Explore how workplace data will play a central role in ensuring that emerging hybrid environments are not only functional but cost-effective.
Why it pays to be efficient
As employees return to the office it is critical that Senior Leadership, HR, Corporate real estate and Facilities teams recognise the ways in which our relationship with work has been altered and adapt workplace strategies accordingly.
With hybrid work environments emerging as the dominant workplace model physical changes will need to be made to corporate spaces, and new tools and systems introduced to manage them.
As employees engage more critically with the workplace, the correct allocation of space and assets becomes a top priority. If employees are unable to access the spaces they require quickly and easily it will not only cause frustration with the system as a whole, but also impact productivity as projects hit unnecessary delays.
Furthermore, under-utilised spaces no longer solely represent a sunken cost in terms of real estate spend, but also a missed opportunity for an employee who requires a different environment to access the workplace. As such, it is vital that teams understand how their employees are using workplace assets, and have the necessary data to ensure workplaces are fit for purpose.
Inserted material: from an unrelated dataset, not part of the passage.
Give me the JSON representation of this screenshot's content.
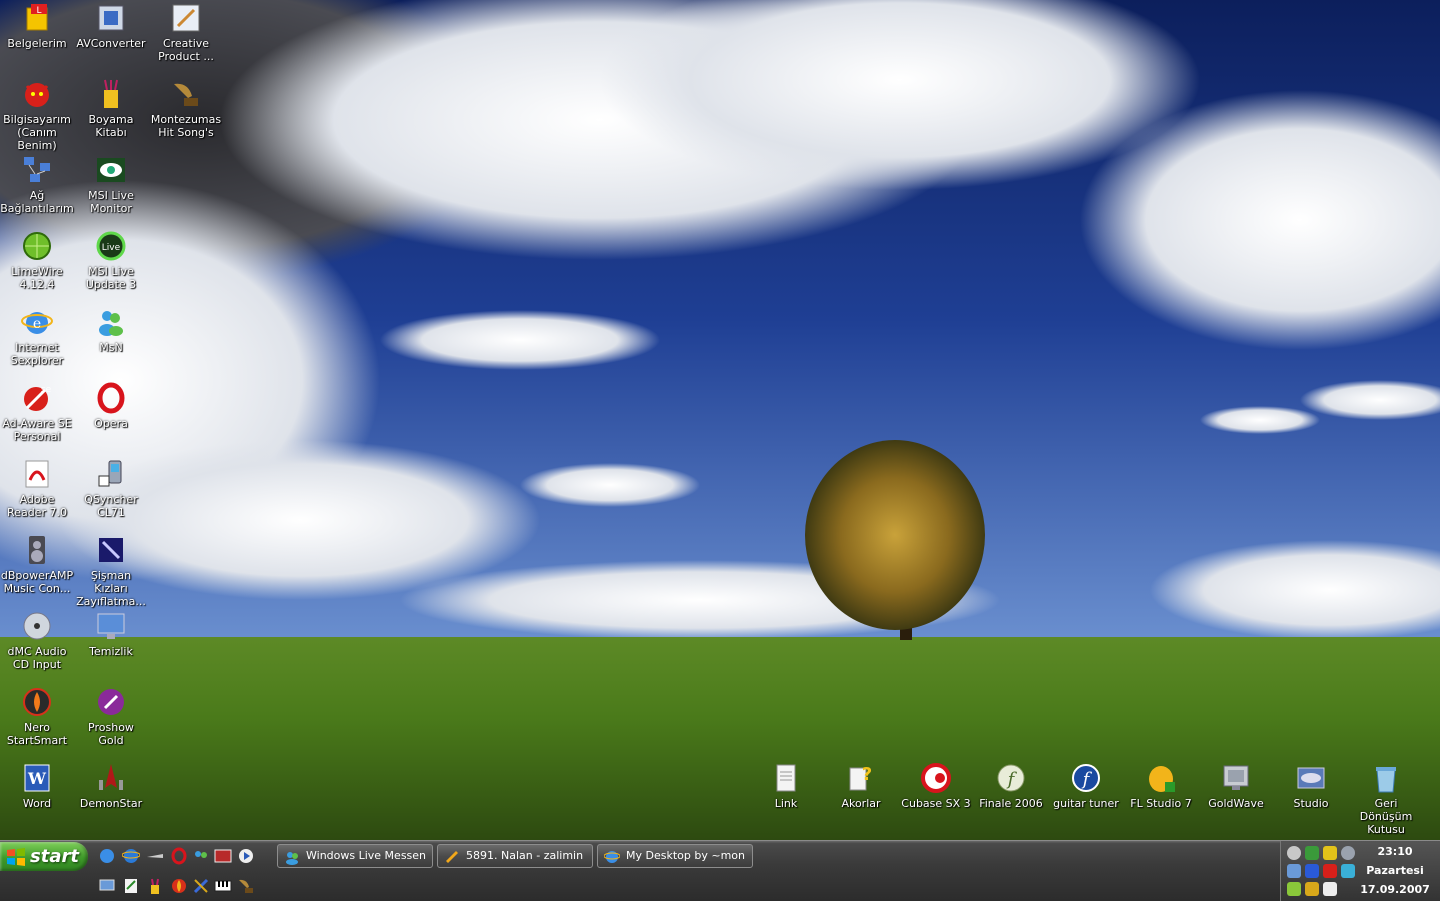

Striving for efficiency in these areas will both increase employee satisfaction within the workplace and enable organisations to avoid costly and unnecessary office expansions.
What data is required?
Workplaces will need to be reactive and be supported by evidence based policy. In order to achieve this Senior Leadership and HR teams will require historical and live data informing on their workplace’s occupancy.
“So whilst the hybrid working environment is consistently agreed to be more beneficial for people, it’s a much more challenging environment for the providers, and for organisations to get right”
- Yodit Stanton, CEO & Founder OpenSensors
Leveraging occupancy data gathered from sensors placed on workplace assets enables teams to make cost effective decisions in the following ways:
1 - Create fit-for-purpose workplaces
Leveraging utilisation data is central to providing employees with the most appropriate array of workplace assets. Monitoring how assets are used throughout the week enables teams to identify which areas should be repurposed, and which assets are most highly in demand.
There are numerous ways in which spaces can be repurposed, especially within hybrid environments. Hybrid environments are intended to facilitate all types of work, including remote, and as such a variety of workplace assets which promote collaboration and individual work are needed.
Meeting rooms are a common source of frustration, as spaces historically have been block-booked months in advance and then either sit empty or highly under-utilised. Comparing booking data against utilisation data enables teams to identify issues in booking protocols, and deploying counter sensors allows teams to understand which spaces out to be right-sized.
Designating office space in this manner means that more employees can access the workplace at any given time, and delays the need for office expansions as unused space is minimised.
2 - Plan mobility profiles
As workplaces move away from traditional 1:1 models systems need to be introduced to ensure that the office isn’t overcrowded with employees competing for limited spaces.
Leveraging occupancy data enables HR and Facilities teams to understand how various departments and roles are interacting with workplace assets, and therefore create mobility profiles around which policy can be written to direct access to and usage of the office.
Directing policy in this manner will ensure that occupancy rates remain constant throughout the week, and by removing periods of high occupancy and overcrowding calls for office expansions will be nullified.
Additionally, as we emerge from the COVID19 pandemic, leveraging mobility profiles will play a central role in safeguarding employee’s physical wellbeing as social distancing measures are more easily adhered to.
Efficiency in practice
OpenSensors has been engaged with a FTSE500 Health Insurance Provider in the United States since 2019.
As a not-for-profit organisation there is an organisational and cultural expectation within each department to strive for efficiency wherever possible, as any savings on expenditure can in turn be passed on to customers and members.
For members of the Corporate Real Estate (CRE) team this largely manifests itself in efforts to avoid expansions by enabling employees to work in the manner best suited to them.
Frequent complaints regarding the lack of space available for employees led the CRE team to examine their swipe-card data, which was only used upon entry and gave no indication of behaviour once inside. However, the data showed that on any given day the workplace was 50-60% occupied.
Clearly then a problem existed, as employees were struggling to find space when it was in fact there. Therefore, more granular and time-stamped data was required to identify the problem areas.
OpenSensors was engaged to monitor shared spaces and meeting rooms, and the data provided has been used to adapt the working models of employees and will play a central role in future design decisions.
Download the report for key insights on how organisations are preparing for new ways of working, implications for real estate and workplace strategies and how companies are managing space requirements and employee needs.